The original church consisted only of the sanctuary area with no basement.  It was heated with two large stoves that had to be heated up in the winter.  The church was struck several times by lightening and burned to the ground.  Each time it was rebuilt. The current building dates back to the 1900's.  A two story classroom was added to the existing building in 1965 and a basement was also dug by hand under the current sanctuary. 

 

For awhile in the 40's, there was no pastor and the church sat vacant until Marjorie Davis and several women began holding Sunday School for children.  This eventually lead to Jim Davis becoming a part-time pastor for 38 years (1945-1983) followed by Dan Betts, who was a pastor for 9 years (1984-1993).   Curt Wagner, was pastor from 1995-2009.  Andy Hupp has been the pastor since October of 2009.

 

 

Who were the Dunkards? 

 

The Dunkards were part of the Brethren movement, and were frequently called "Dunkers,"  The movement began in Germany in 1708 as part of the spiritual awakening called Pietism. In that year a small group led by Alexander Mack (1679 - 1735) baptized one another by immersion, facedown, three times in a flowing stream: this form of Baptism became a distinctive practice. Persecuted by the state church in Germany, the Dunkers immigrated to America from 1719 to 1729.  Mack and his followers migrated to Pennsylvania from Germany in 1719. Small groups then broke away from the main body, either because it seemed too liberal or not liberal enough.

 

They wore plain clothing, coats with standing collars for the men, plain bonnets and hoods for the women.
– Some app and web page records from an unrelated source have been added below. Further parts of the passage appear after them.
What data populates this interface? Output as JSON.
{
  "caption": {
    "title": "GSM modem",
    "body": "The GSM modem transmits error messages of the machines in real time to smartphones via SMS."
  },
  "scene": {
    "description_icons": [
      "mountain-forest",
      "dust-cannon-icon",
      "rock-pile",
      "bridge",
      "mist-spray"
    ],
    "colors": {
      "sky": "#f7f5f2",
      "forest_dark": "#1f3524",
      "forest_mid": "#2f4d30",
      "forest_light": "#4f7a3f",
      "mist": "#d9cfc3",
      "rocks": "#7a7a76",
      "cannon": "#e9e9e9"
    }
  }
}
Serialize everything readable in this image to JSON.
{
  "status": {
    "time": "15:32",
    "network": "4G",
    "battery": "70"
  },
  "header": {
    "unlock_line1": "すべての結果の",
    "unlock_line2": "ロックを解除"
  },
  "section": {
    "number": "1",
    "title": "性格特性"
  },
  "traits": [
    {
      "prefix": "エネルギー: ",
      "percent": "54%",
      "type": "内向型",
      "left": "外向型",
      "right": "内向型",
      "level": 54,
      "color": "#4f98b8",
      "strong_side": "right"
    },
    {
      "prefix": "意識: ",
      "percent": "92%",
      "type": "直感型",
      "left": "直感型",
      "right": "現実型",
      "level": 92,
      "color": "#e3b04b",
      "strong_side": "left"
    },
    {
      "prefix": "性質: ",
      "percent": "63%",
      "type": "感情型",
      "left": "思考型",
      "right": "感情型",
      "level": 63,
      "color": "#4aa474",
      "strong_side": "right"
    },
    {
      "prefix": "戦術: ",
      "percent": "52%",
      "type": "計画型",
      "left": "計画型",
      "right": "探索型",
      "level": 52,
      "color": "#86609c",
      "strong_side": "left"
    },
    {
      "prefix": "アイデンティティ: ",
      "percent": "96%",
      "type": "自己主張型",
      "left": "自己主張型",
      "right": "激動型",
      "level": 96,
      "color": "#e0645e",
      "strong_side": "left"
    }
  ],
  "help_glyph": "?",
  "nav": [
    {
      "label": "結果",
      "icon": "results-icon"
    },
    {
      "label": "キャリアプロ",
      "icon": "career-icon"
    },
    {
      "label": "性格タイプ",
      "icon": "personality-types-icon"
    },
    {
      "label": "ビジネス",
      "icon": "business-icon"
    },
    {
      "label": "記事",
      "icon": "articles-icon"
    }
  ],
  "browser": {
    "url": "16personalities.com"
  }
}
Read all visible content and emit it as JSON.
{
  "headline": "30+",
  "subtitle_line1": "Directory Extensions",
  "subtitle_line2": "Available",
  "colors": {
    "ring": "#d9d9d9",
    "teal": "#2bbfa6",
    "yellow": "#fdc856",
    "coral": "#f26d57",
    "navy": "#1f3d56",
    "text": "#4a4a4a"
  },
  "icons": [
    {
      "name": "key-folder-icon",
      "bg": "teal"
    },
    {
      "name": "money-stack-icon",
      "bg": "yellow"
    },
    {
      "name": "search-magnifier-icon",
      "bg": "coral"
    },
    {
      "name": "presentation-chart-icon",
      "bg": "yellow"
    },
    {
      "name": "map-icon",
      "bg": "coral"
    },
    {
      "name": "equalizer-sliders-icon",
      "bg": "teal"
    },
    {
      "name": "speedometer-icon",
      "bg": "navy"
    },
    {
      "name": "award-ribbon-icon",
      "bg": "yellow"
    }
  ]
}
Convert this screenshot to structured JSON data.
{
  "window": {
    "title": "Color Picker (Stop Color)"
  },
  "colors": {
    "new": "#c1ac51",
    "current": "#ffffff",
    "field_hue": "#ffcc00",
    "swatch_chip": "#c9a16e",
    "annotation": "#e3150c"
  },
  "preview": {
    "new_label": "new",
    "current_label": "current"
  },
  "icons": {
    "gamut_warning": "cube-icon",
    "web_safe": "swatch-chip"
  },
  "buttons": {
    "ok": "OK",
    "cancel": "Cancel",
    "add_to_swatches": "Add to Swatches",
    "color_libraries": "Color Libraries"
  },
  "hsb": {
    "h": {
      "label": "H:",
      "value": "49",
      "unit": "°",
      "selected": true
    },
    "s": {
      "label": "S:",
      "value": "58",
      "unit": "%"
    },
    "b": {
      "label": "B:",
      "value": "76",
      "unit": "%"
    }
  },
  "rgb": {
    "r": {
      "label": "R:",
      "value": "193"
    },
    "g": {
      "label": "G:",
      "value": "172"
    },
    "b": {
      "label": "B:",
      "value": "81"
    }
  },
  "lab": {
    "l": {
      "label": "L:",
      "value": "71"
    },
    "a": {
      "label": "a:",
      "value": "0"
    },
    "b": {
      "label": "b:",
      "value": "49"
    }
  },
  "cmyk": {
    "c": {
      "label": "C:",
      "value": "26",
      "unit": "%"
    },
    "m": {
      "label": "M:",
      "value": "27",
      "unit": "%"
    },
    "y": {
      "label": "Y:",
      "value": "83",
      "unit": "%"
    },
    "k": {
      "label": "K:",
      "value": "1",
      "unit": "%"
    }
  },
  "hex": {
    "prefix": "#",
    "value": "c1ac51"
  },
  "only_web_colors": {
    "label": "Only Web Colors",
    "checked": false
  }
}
Men were urged, but not required, to wear beards; they should not wear mustaches alone. Women should not wear jewelry. 

 

They were to avoid narcotics, including tobacco. They did not use instruments of music in the house of God. They observed the Lord's Supper (full meal, with the soup eaten from a common dish), and communion of the bread and cup after the meal. This was usually held once in the spring and once in the fall. They did not pay their ministers a salary. They did not celebrate holidays such as Thanksgiving or Christmas. 

 

They were to obey civil government as far as its laws did not conflict with their religion. No Dunkard was to participate in politics. They were not allowed to affiliate with secret societies or lodges. They would not take nor subscribe to an oath. They considered slavery abhorrent. 

 

They believed in nonresistance, so they were much maligned in the New World. Their neighbors were often at odds with the Dunkards because they would not participate in the Revolutionary War. Indians soon learned the Dunkards would not resist, so they raided their homes. 

 

There was one Dunkard who had a store which was raided three times. After the third time, he armed himself with a gun. He was excommunicated from his church for this act. 

 

They stayed to themselves, spoke only German and stayed out of trouble. Mainly they were farmers and weavers. Because they did not speak English, other residents thought them illiterate, although the printing presses of Germantown, Pa. were a product of the Dunkards. 

 

Basically, they began life in the New World in Pennsylvania. Their pacifism caused persecution and sometimes imprisonment. So they started fleeing local pressure, generally going first to Virginia and then the Carolinas. Then they moved to the remote West, being among the first to enter the Ohio and Mississippi valleys.